# What the exercise asks
Write out the whole listing below exactly, skipping each picture.

# Records to use

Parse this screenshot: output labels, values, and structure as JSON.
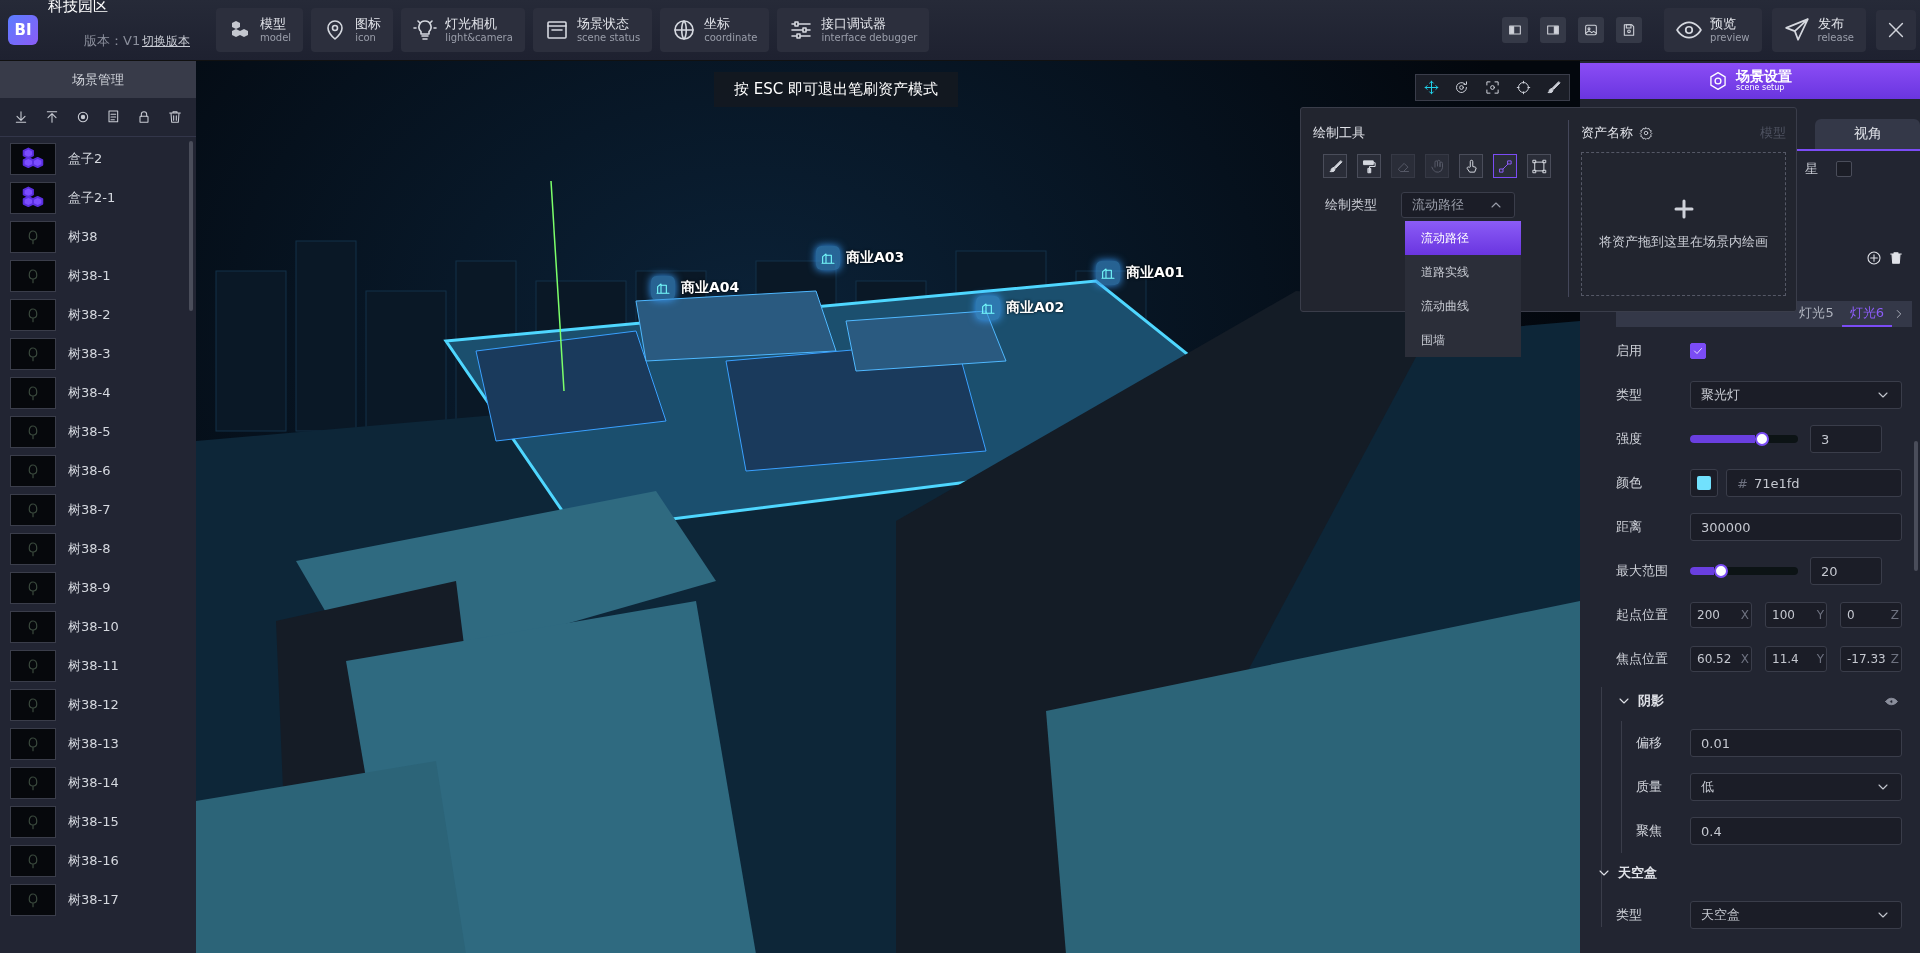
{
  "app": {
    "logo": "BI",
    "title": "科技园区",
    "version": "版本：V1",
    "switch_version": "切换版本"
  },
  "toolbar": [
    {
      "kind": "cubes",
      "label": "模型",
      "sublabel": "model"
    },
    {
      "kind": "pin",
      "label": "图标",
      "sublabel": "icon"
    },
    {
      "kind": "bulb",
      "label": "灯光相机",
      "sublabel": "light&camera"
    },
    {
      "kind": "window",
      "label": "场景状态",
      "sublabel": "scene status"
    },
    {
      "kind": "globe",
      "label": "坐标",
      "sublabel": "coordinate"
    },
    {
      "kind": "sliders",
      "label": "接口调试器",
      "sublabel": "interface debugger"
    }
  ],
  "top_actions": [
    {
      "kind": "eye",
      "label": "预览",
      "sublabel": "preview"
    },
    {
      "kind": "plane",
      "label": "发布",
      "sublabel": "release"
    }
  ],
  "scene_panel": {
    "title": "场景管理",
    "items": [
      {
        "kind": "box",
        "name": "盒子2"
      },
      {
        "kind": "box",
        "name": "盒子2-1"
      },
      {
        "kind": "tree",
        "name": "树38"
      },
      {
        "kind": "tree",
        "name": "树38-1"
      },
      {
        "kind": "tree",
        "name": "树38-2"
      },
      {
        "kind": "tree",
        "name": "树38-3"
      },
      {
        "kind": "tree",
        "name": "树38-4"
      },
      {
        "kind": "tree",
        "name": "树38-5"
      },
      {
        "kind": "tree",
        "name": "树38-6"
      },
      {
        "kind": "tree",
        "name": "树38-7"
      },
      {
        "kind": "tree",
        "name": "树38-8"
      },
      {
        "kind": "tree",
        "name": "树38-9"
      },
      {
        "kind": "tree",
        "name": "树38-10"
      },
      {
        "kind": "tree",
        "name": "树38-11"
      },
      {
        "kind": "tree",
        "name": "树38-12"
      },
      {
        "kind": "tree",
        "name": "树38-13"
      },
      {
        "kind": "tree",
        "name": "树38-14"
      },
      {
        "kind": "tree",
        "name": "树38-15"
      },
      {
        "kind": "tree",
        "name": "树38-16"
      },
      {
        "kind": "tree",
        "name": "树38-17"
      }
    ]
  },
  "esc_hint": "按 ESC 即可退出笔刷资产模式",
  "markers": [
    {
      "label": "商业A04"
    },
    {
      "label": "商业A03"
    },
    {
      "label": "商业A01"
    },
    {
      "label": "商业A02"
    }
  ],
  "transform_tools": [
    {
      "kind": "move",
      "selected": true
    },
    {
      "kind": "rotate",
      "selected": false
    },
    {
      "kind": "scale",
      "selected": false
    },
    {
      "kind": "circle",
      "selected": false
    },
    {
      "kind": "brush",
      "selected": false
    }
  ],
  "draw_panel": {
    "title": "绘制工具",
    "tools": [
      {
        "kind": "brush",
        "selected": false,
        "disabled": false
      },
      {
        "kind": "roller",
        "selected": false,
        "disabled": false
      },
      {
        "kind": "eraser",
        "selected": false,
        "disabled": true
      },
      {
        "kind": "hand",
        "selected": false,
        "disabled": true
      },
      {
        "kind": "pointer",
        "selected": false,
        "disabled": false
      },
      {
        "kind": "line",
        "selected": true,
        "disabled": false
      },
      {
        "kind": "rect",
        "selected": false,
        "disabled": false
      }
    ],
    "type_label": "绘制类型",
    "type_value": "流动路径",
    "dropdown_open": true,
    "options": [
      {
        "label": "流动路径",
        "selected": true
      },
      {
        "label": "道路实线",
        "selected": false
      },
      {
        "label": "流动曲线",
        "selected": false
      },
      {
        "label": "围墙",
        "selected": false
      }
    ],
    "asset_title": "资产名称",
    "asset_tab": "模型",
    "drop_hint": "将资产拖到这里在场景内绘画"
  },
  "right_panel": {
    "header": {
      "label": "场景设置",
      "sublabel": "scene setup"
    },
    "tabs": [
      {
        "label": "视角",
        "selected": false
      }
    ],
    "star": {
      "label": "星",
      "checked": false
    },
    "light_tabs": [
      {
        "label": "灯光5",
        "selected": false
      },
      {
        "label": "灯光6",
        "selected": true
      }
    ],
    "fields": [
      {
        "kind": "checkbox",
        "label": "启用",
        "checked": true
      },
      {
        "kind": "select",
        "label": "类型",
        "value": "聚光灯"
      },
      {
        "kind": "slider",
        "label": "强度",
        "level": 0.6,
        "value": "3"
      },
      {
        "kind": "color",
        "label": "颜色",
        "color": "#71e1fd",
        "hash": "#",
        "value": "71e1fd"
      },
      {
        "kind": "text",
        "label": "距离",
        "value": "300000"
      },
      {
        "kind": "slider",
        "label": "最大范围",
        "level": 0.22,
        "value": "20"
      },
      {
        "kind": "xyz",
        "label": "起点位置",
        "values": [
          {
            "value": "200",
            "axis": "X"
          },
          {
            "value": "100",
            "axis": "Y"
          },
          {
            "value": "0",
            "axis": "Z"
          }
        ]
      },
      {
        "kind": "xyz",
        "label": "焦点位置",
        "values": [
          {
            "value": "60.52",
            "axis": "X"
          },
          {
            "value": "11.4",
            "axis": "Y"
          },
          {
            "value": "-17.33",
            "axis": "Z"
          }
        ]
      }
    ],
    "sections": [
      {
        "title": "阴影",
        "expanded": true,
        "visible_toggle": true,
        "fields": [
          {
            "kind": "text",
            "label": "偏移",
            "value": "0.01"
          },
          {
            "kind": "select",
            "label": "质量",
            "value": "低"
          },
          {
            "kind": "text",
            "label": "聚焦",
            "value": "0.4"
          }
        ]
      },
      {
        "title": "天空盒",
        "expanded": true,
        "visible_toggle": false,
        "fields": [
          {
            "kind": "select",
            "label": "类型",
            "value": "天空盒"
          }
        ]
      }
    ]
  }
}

# Result
Parse this screenshot: output labels, values, and structure as JSON.
{
  "app": {
    "logo": "BI",
    "title": "科技园区",
    "version": "版本：V1",
    "switch_version": "切换版本"
  },
  "toolbar": [
    {
      "kind": "cubes",
      "label": "模型",
      "sublabel": "model"
    },
    {
      "kind": "pin",
      "label": "图标",
      "sublabel": "icon"
    },
    {
      "kind": "bulb",
      "label": "灯光相机",
      "sublabel": "light&camera"
    },
    {
      "kind": "window",
      "label": "场景状态",
      "sublabel": "scene status"
    },
    {
      "kind": "globe",
      "label": "坐标",
      "sublabel": "coordinate"
    },
    {
      "kind": "sliders",
      "label": "接口调试器",
      "sublabel": "interface debugger"
    }
  ],
  "top_actions": [
    {
      "kind": "eye",
      "label": "预览",
      "sublabel": "preview"
    },
    {
      "kind": "plane",
      "label": "发布",
      "sublabel": "release"
    }
  ],
  "scene_panel": {
    "title": "场景管理",
    "items": [
      {
        "kind": "box",
        "name": "盒子2"
      },
      {
        "kind": "box",
        "name": "盒子2-1"
      },
      {
        "kind": "tree",
        "name": "树38"
      },
      {
        "kind": "tree",
        "name": "树38-1"
      },
      {
        "kind": "tree",
        "name": "树38-2"
      },
      {
        "kind": "tree",
        "name": "树38-3"
      },
      {
        "kind": "tree",
        "name": "树38-4"
      },
      {
        "kind": "tree",
        "name": "树38-5"
      },
      {
        "kind": "tree",
        "name": "树38-6"
      },
      {
        "kind": "tree",
        "name": "树38-7"
      },
      {
        "kind": "tree",
        "name": "树38-8"
      },
      {
        "kind": "tree",
        "name": "树38-9"
      },
      {
        "kind": "tree",
        "name": "树38-10"
      },
      {
        "kind": "tree",
        "name": "树38-11"
      },
      {
        "kind": "tree",
        "name": "树38-12"
      },
      {
        "kind": "tree",
        "name": "树38-13"
      },
      {
        "kind": "tree",
        "name": "树38-14"
      },
      {
        "kind": "tree",
        "name": "树38-15"
      },
      {
        "kind": "tree",
        "name": "树38-16"
      },
      {
        "kind": "tree",
        "name": "树38-17"
      }
    ]
  },
  "esc_hint": "按 ESC 即可退出笔刷资产模式",
  "markers": [
    {
      "label": "商业A04"
    },
    {
      "label": "商业A03"
    },
    {
      "label": "商业A01"
    },
    {
      "label": "商业A02"
    }
  ],
  "transform_tools": [
    {
      "kind": "move",
      "selected": true
    },
    {
      "kind": "rotate",
      "selected": false
    },
    {
      "kind": "scale",
      "selected": false
    },
    {
      "kind": "circle",
      "selected": false
    },
    {
      "kind": "brush",
      "selected": false
    }
  ],
  "draw_panel": {
    "title": "绘制工具",
    "tools": [
      {
        "kind": "brush",
        "selected": false,
        "disabled": false
      },
      {
        "kind": "roller",
        "selected": false,
        "disabled": false
      },
      {
        "kind": "eraser",
        "selected": false,
        "disabled": true
      },
      {
        "kind": "hand",
        "selected": false,
        "disabled": true
      },
      {
        "kind": "pointer",
        "selected": false,
        "disabled": false
      },
      {
        "kind": "line",
        "selected": true,
        "disabled": false
      },
      {
        "kind": "rect",
        "selected": false,
        "disabled": false
      }
    ],
    "type_label": "绘制类型",
    "type_value": "流动路径",
    "dropdown_open": true,
    "options": [
      {
        "label": "流动路径",
        "selected": true
      },
      {
        "label": "道路实线",
        "selected": false
      },
      {
        "label": "流动曲线",
        "selected": false
      },
      {
        "label": "围墙",
        "selected": false
      }
    ],
    "asset_title": "资产名称",
    "asset_tab": "模型",
    "drop_hint": "将资产拖到这里在场景内绘画"
  },
  "right_panel": {
    "header": {
      "label": "场景设置",
      "sublabel": "scene setup"
    },
    "tabs": [
      {
        "label": "视角",
        "selected": false
      }
    ],
    "star": {
      "label": "星",
      "checked": false
    },
    "light_tabs": [
      {
        "label": "灯光5",
        "selected": false
      },
      {
        "label": "灯光6",
        "selected": true
      }
    ],
    "fields": [
      {
        "kind": "checkbox",
        "label": "启用",
        "checked": true
      },
      {
        "kind": "select",
        "label": "类型",
        "value": "聚光灯"
      },
      {
        "kind": "slider",
        "label": "强度",
        "level": 0.6,
        "value": "3"
      },
      {
        "kind": "color",
        "label": "颜色",
        "color": "#71e1fd",
        "hash": "#",
        "value": "71e1fd"
      },
      {
        "kind": "text",
        "label": "距离",
        "value": "300000"
      },
      {
        "kind": "slider",
        "label": "最大范围",
        "level": 0.22,
        "value": "20"
      },
      {
        "kind": "xyz",
        "label": "起点位置",
        "values": [
          {
            "value": "200",
            "axis": "X"
          },
          {
            "value": "100",
            "axis": "Y"
          },
          {
            "value": "0",
            "axis": "Z"
          }
        ]
      },
      {
        "kind": "xyz",
        "label": "焦点位置",
        "values": [
          {
            "value": "60.52",
            "axis": "X"
          },
          {
            "value": "11.4",
            "axis": "Y"
          },
          {
            "value": "-17.33",
            "axis": "Z"
          }
        ]
      }
    ],
    "sections": [
      {
        "title": "阴影",
        "expanded": true,
        "visible_toggle": true,
        "fields": [
          {
            "kind": "text",
            "label": "偏移",
            "value": "0.01"
          },
          {
            "kind": "select",
            "label": "质量",
            "value": "低"
          },
          {
            "kind": "text",
            "label": "聚焦",
            "value": "0.4"
          }
        ]
      },
      {
        "title": "天空盒",
        "expanded": true,
        "visible_toggle": false,
        "fields": [
          {
            "kind": "select",
            "label": "类型",
            "value": "天空盒"
          }
        ]
      }
    ]
  }
}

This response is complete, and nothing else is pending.